David Bourget (Western Ontario)
David Chalmers (ANU, NYU)
Rafael De Clercq
Ezio Di Nucci
Jack Alan Reynolds
Learn more about PhilPapers
Inquiry 46 (1):65 – 96 (2003)
Herder already very early in his career, in the 1760s, established two vitally important and epoch-making principles in the philosophy of language: that thought is essentially dependent on and bounded by language; and that meanings or concepts should be identified - not with such items as the referents involved, Platonic forms, or empiricist 'ideas' - but with word-usages. What did Herder do for an encore? His Treatise on the Origin of Language from 1772 might seem the natural place to look for an answer to this question (since it is his best known work in the philosophy of language by far), but it is really the wrong place to look, because it temporarily regresses to a more conventional and less philosophically interesting position. However, Herder did succeed in making impressive progress in a broader array of works, namely by striving to identify prima facie problem cases confronting his two principles and to reconcile them with the latter. The main ones which he identified were God, animals, and non-linguistic art. In each of these cases, having initially proposed a reconciliation which did not work, he went on to develop a much more plausible one, indeed one which (at least in the two cases that really require one: animals and non-linguistic art) seems broadly correct.
|Keywords||No keywords specified (fix it)|
|Categories||categorize this paper)|
Setup an account with your affiliations in order to access resources via your University's proxy server
Configure custom proxy (use this if your affiliation does not provide a proxy)
|Through your library|
References found in this work BETA
Dorothy L. Cheney & Robert M. Seyfarth (1990). How Monkeys See the World: Inside the Mind of Another Species. University of Chicago Press.

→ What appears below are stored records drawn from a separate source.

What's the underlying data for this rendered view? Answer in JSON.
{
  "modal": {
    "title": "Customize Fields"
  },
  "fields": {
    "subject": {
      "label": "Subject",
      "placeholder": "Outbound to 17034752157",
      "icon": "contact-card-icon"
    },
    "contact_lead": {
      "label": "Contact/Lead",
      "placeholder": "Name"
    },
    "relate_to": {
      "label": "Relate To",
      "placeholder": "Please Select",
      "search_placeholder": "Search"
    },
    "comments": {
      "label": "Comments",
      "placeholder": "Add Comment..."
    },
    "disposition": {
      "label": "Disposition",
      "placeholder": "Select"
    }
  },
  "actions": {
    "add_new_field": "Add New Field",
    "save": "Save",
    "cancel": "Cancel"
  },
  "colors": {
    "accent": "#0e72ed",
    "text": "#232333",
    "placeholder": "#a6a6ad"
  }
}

Donald Davidson (1982). Rational Animals. Dialectica 36 (4):317-28.
Donald Davidson (1999). The Emergence of Thought. Erkenntnis 51 (1):511-21.
Sue Savage-Rumbaugh, Stuart G. Shanker & Talbot J. Taylor (1998). Apes, Language, and the Human Mind. Oxford University Press Usa.
Nick Chater & Cecilia M. Heyes (1994). Animal Concepts: Content and Discontent. Mind and Language 9 (3):209-246.
Citations of this work BETA
No citations found.
Similar books and articles
Johann Gottfried Herder (2002). Sculpture: Some Observations on Shape and Form From Pygmalion's Creative Dream. University of Chicago Press.
Dean Pettit (2002). Why Knowledge is Unnecessary for Understanding Language. Mind 111 (443):519-550.
Johann Gottfried Herder (2002). Philosophical Writings. Cambridge University Press.
Michael N. Forster (2002). Herder's Philosophy of Language, Interpretation, and Translation: Three Fundamental Principles. Review of Metaphysics 56 (2):323 - 356.
Johann Gottfried Herder (1969). J. G. Herder on Social and Political Culture. London, Cambridge U.P..
Sharon Joy Worley (2010). Philipp Otto Runge and the Semiotic Language of Nature and Patriotism. The European Legacy 15 (1):15-33.
Martin Heidegger (2004). On the Essence of Language: The Metaphysics of Language and the Essencing of the Word ; Concerning Herder's Treatise on the Origin of Language/ Martin Heidegger ; Translated by Wanda Torres Gregory and Yvonne Unna. State University of New York Press.
Katie Terezakis (2007). The Immanent Word: The Turn to Language in German Philosophy 1759-1801. Routledge.
Michael N. Forster (2010). After Herder: Philosophy of Language in the German Tradition. Oxford University Press.
Added to index2009-01-28
Total downloads35 ( #110,375 of 1,790,258 )
Recent downloads (6 months)1 ( #429,822 of 1,790,258 )
How can I increase my downloads?